Freemasonry is the crystallized result of centuries of growth, practice, and experience. No group of men at any time sat down and planned it. It grew to fit the needs of the situation as it developed. It is like a great mosaic, yet flexible and adaptable to local conditions and needs, adhering to certain great principles called "Landmarks", and continuing and maintaining its identity with the Craft in previous years. Our Grand Lodge of Nova Scotia, though a small Grand Lodge, has splendid traditions, a wonderful history, and a high place among Grand Lodges.

The continuation of this huge reputation depends on you, your industry on behalf of the Craft, your interest in our history, your respect for Masonic traditions, your regard for those who uphold the dignity and honour of the Craft. The Grand Master is a figure who passes across the stage and disappears, but the Grand Lodge and the Craft go on forever. You are the Grand Lodge; you are the Craft. On you depends the present and the future of our ancient and beloved Order in this ancient and beloved Province of Nova Scotia.
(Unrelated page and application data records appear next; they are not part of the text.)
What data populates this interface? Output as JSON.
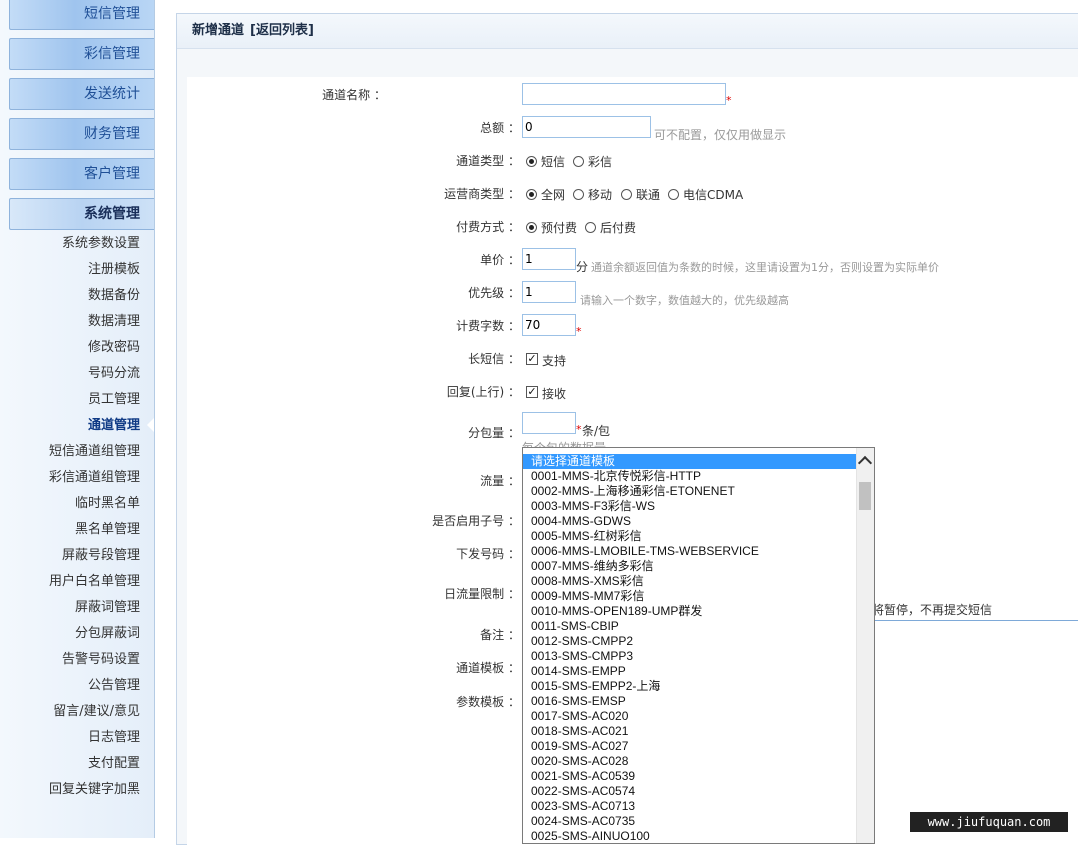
{
  "sidebar": {
    "categories": [
      "短信管理",
      "彩信管理",
      "发送统计",
      "财务管理",
      "客户管理",
      "系统管理"
    ],
    "items": [
      "系统参数设置",
      "注册模板",
      "数据备份",
      "数据清理",
      "修改密码",
      "号码分流",
      "员工管理",
      "通道管理",
      "短信通道组管理",
      "彩信通道组管理",
      "临时黑名单",
      "黑名单管理",
      "屏蔽号段管理",
      "用户白名单管理",
      "屏蔽词管理",
      "分包屏蔽词",
      "告警号码设置",
      "公告管理",
      "留言/建议/意见",
      "日志管理",
      "支付配置",
      "回复关键字加黑"
    ]
  },
  "panel": {
    "title": "新增通道",
    "back_link": "[返回列表]"
  },
  "form": {
    "name_label": "通道名称 ：",
    "name_value": "",
    "total_label": "总额 ：",
    "total_value": "0",
    "total_hint": "可不配置，仅仅用做显示",
    "type_label": "通道类型 ：",
    "type_options": [
      "短信",
      "彩信"
    ],
    "type_selected": "短信",
    "carrier_label": "运营商类型 ：",
    "carrier_options": [
      "全网",
      "移动",
      "联通",
      "电信CDMA"
    ],
    "carrier_selected": "全网",
    "pay_label": "付费方式 ：",
    "pay_options": [
      "预付费",
      "后付费"
    ],
    "pay_selected": "预付费",
    "price_label": "单价 ：",
    "price_value": "1",
    "price_unit": "分",
    "price_hint": "通道余额返回值为条数的时候，这里请设置为1分，否则设置为实际单价",
    "priority_label": "优先级 ：",
    "priority_value": "1",
    "priority_hint": "请输入一个数字，数值越大的，优先级越高",
    "charge_label": "计费字数 ：",
    "charge_value": "70",
    "long_label": "长短信 ：",
    "long_text": "支持",
    "long_checked": true,
    "reply_label": "回复(上行) ：",
    "reply_text": "接收",
    "reply_checked": true,
    "packet_label": "分包量 ：",
    "packet_value": "",
    "packet_unit": "条/包",
    "packet_hint_partial": "每个包的数据量",
    "flow_label": "流量 ：",
    "subnum_label": "是否启用子号 ：",
    "sendnum_label": "下发号码 ：",
    "daily_label": "日流量限制 ：",
    "daily_hint_partial": "将暂停，不再提交短信",
    "remark_label": "备注 ：",
    "template_label": "通道模板 ：",
    "param_label": "参数模板 ："
  },
  "dropdown": {
    "options": [
      "请选择通道模板",
      "0001-MMS-北京传悦彩信-HTTP",
      "0002-MMS-上海移通彩信-ETONENET",
      "0003-MMS-F3彩信-WS",
      "0004-MMS-GDWS",
      "0005-MMS-红树彩信",
      "0006-MMS-LMOBILE-TMS-WEBSERVICE",
      "0007-MMS-维纳多彩信",
      "0008-MMS-XMS彩信",
      "0009-MMS-MM7彩信",
      "0010-MMS-OPEN189-UMP群发",
      "0011-SMS-CBIP",
      "0012-SMS-CMPP2",
      "0013-SMS-CMPP3",
      "0014-SMS-EMPP",
      "0015-SMS-EMPP2-上海",
      "0016-SMS-EMSP",
      "0017-SMS-AC020",
      "0018-SMS-AC021",
      "0019-SMS-AC027",
      "0020-SMS-AC028",
      "0021-SMS-AC0539",
      "0022-SMS-AC0574",
      "0023-SMS-AC0713",
      "0024-SMS-AC0735",
      "0025-SMS-AINUO100"
    ],
    "selected_index": 0
  },
  "watermark": "www.jiufuquan.com"
}
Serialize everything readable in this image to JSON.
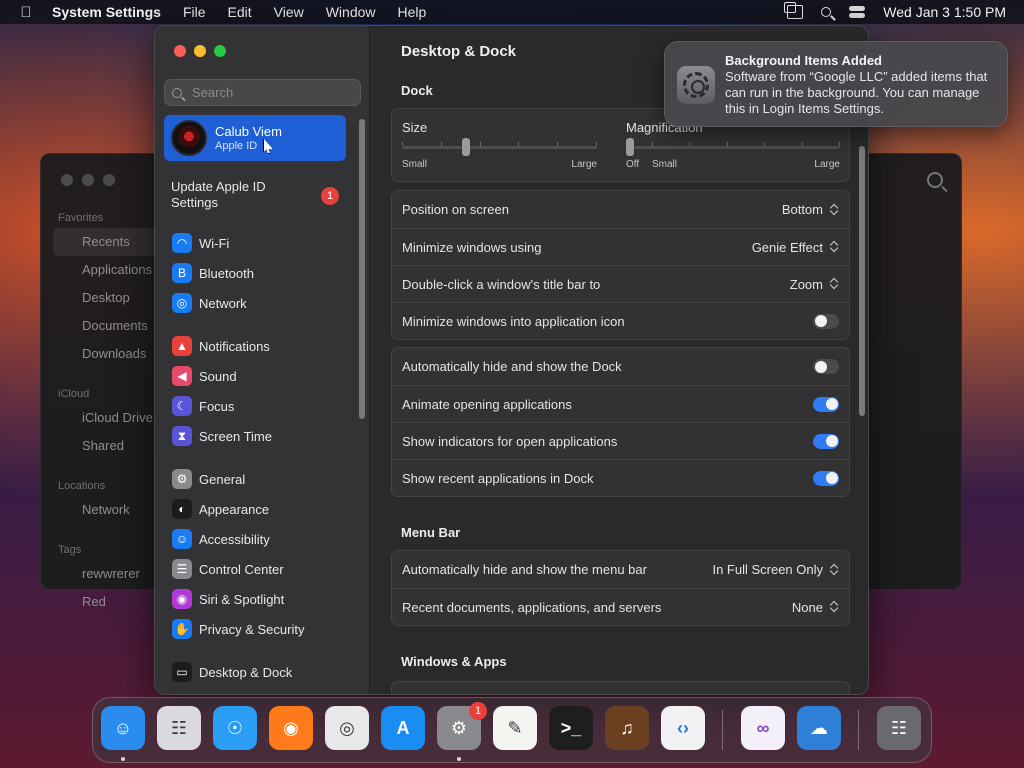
{
  "menubar": {
    "app_name": "System Settings",
    "items": [
      "File",
      "Edit",
      "View",
      "Window",
      "Help"
    ],
    "datetime": "Wed Jan 3  1:50 PM"
  },
  "finder": {
    "sections": [
      {
        "header": "Favorites",
        "items": [
          "Recents",
          "Applications",
          "Desktop",
          "Documents",
          "Downloads"
        ]
      },
      {
        "header": "iCloud",
        "items": [
          "iCloud Drive",
          "Shared"
        ]
      },
      {
        "header": "Locations",
        "items": [
          "Network"
        ]
      },
      {
        "header": "Tags",
        "items": [
          "rewwrerer",
          "Red"
        ]
      }
    ]
  },
  "sidebar": {
    "search_placeholder": "Search",
    "account": {
      "name": "Calub Viem",
      "subtitle": "Apple ID"
    },
    "update": {
      "label": "Update Apple ID Settings",
      "badge": "1"
    },
    "groups": [
      [
        {
          "label": "Wi-Fi",
          "icon": "wifi-icon",
          "color": "#1a7cf5"
        },
        {
          "label": "Bluetooth",
          "icon": "bluetooth-icon",
          "color": "#1a7cf5"
        },
        {
          "label": "Network",
          "icon": "globe-icon",
          "color": "#1a7cf5"
        }
      ],
      [
        {
          "label": "Notifications",
          "icon": "bell-icon",
          "color": "#e8403b"
        },
        {
          "label": "Sound",
          "icon": "speaker-icon",
          "color": "#e84a6b"
        },
        {
          "label": "Focus",
          "icon": "moon-icon",
          "color": "#5a54d6"
        },
        {
          "label": "Screen Time",
          "icon": "hourglass-icon",
          "color": "#5a54d6"
        }
      ],
      [
        {
          "label": "General",
          "icon": "gear-icon",
          "color": "#8a8a8e"
        },
        {
          "label": "Appearance",
          "icon": "appearance-icon",
          "color": "#1c1c1e"
        },
        {
          "label": "Accessibility",
          "icon": "accessibility-icon",
          "color": "#1a7cf5"
        },
        {
          "label": "Control Center",
          "icon": "control-center-icon",
          "color": "#8a8a8e"
        },
        {
          "label": "Siri & Spotlight",
          "icon": "siri-icon",
          "color": "#b03ad8"
        },
        {
          "label": "Privacy & Security",
          "icon": "hand-icon",
          "color": "#1a7cf5"
        }
      ],
      [
        {
          "label": "Desktop & Dock",
          "icon": "desktop-dock-icon",
          "color": "#1c1c1e"
        }
      ]
    ]
  },
  "main": {
    "title": "Desktop & Dock",
    "dock_section": "Dock",
    "size": {
      "label": "Size",
      "min": "Small",
      "max": "Large",
      "value_fraction": 0.33
    },
    "magnification": {
      "label": "Magnification",
      "off": "Off",
      "min": "Small",
      "max": "Large",
      "value_fraction": 0.0
    },
    "dock_rows": [
      {
        "label": "Position on screen",
        "value": "Bottom"
      },
      {
        "label": "Minimize windows using",
        "value": "Genie Effect"
      },
      {
        "label": "Double-click a window's title bar to",
        "value": "Zoom"
      },
      {
        "label": "Minimize windows into application icon",
        "toggle": false
      }
    ],
    "dock_toggles": [
      {
        "label": "Automatically hide and show the Dock",
        "toggle": false
      },
      {
        "label": "Animate opening applications",
        "toggle": true
      },
      {
        "label": "Show indicators for open applications",
        "toggle": true
      },
      {
        "label": "Show recent applications in Dock",
        "toggle": true
      }
    ],
    "menubar_section": "Menu Bar",
    "menubar_rows": [
      {
        "label": "Automatically hide and show the menu bar",
        "value": "In Full Screen Only"
      },
      {
        "label": "Recent documents, applications, and servers",
        "value": "None"
      }
    ],
    "windows_section": "Windows & Apps"
  },
  "notification": {
    "title": "Background Items Added",
    "body": "Software from “Google LLC” added items that can run in the background. You can manage this in Login Items Settings."
  },
  "dock": {
    "apps": [
      {
        "name": "finder",
        "color": "#2b8cf0",
        "glyph": "☺",
        "running": true
      },
      {
        "name": "launchpad",
        "color": "#d9d9de",
        "glyph": "☷",
        "running": false
      },
      {
        "name": "safari",
        "color": "#2a9df4",
        "glyph": "☉",
        "running": false
      },
      {
        "name": "firefox",
        "color": "#ff7a1a",
        "glyph": "◉",
        "running": false
      },
      {
        "name": "chrome",
        "color": "#e8e8ea",
        "glyph": "◎",
        "running": false
      },
      {
        "name": "app-store",
        "color": "#1a8df5",
        "glyph": "A",
        "running": false
      },
      {
        "name": "system-settings",
        "color": "#8a8a8e",
        "glyph": "⚙",
        "running": true,
        "badge": "1"
      },
      {
        "name": "textedit",
        "color": "#f4f4f0",
        "glyph": "✎",
        "running": false
      },
      {
        "name": "terminal",
        "color": "#1e1e1e",
        "glyph": ">_",
        "running": false
      },
      {
        "name": "garageband",
        "color": "#6a4020",
        "glyph": "♫",
        "running": false
      },
      {
        "name": "vscode",
        "color": "#f2f2f4",
        "glyph": "‹›",
        "running": false
      },
      {
        "name": "visual-studio",
        "color": "#f4f0fa",
        "glyph": "∞",
        "running": false
      },
      {
        "name": "weather",
        "color": "#2e7fd8",
        "glyph": "☁",
        "running": false
      },
      {
        "name": "trash",
        "color": "#6a6a6e",
        "glyph": "☷",
        "running": false
      }
    ]
  }
}
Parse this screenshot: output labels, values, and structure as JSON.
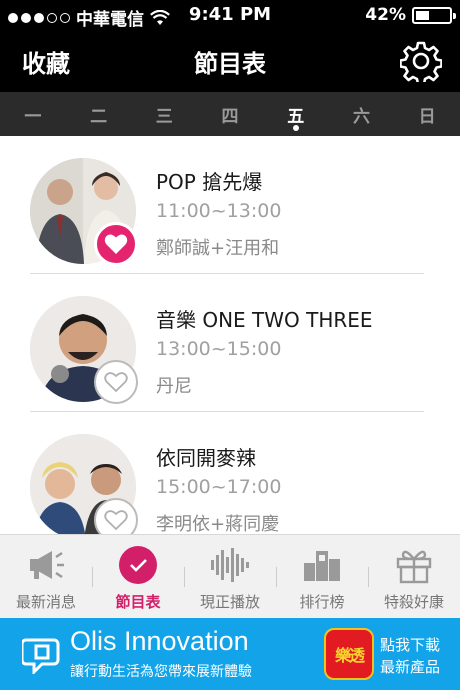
{
  "status_bar": {
    "carrier": "中華電信",
    "time": "9:41 PM",
    "battery": "42%",
    "battery_level": 0.42
  },
  "header": {
    "left_label": "收藏",
    "title": "節目表"
  },
  "days": [
    "一",
    "二",
    "三",
    "四",
    "五",
    "六",
    "日"
  ],
  "active_day": "五",
  "programs": [
    {
      "name": "POP 搶先爆",
      "time": "11:00~13:00",
      "hosts": "鄭師誠+汪用和",
      "favorited": true
    },
    {
      "name": "音樂 ONE TWO THREE",
      "time": "13:00~15:00",
      "hosts": "丹尼",
      "favorited": false
    },
    {
      "name": "依同開麥辣",
      "time": "15:00~17:00",
      "hosts": "李明依+蔣同慶",
      "favorited": false
    }
  ],
  "nav": {
    "items": [
      {
        "label": "最新消息",
        "icon": "megaphone-icon"
      },
      {
        "label": "節目表",
        "icon": "clock-icon"
      },
      {
        "label": "現正播放",
        "icon": "soundwave-icon"
      },
      {
        "label": "排行榜",
        "icon": "podium-icon"
      },
      {
        "label": "特殺好康",
        "icon": "gift-icon"
      }
    ],
    "active": "節目表",
    "accent": "#d31f6a"
  },
  "banner": {
    "brand": "Olis Innovation",
    "tagline": "讓行動生活為您帶來展新體驗",
    "app_icon_text": "樂透",
    "cta_line1": "點我下載",
    "cta_line2": "最新產品",
    "background": "#12a3e8"
  }
}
This paper was prepared by M.W. Brother R. V. Harris P.G.M., P.G.S., of The Grand Lodge of Nova Scotia. It was sonated to The Board of Masonic Education by R.W. Brother G. Vickers, P.G.S., of the Grand Lodge of Nova Scotia.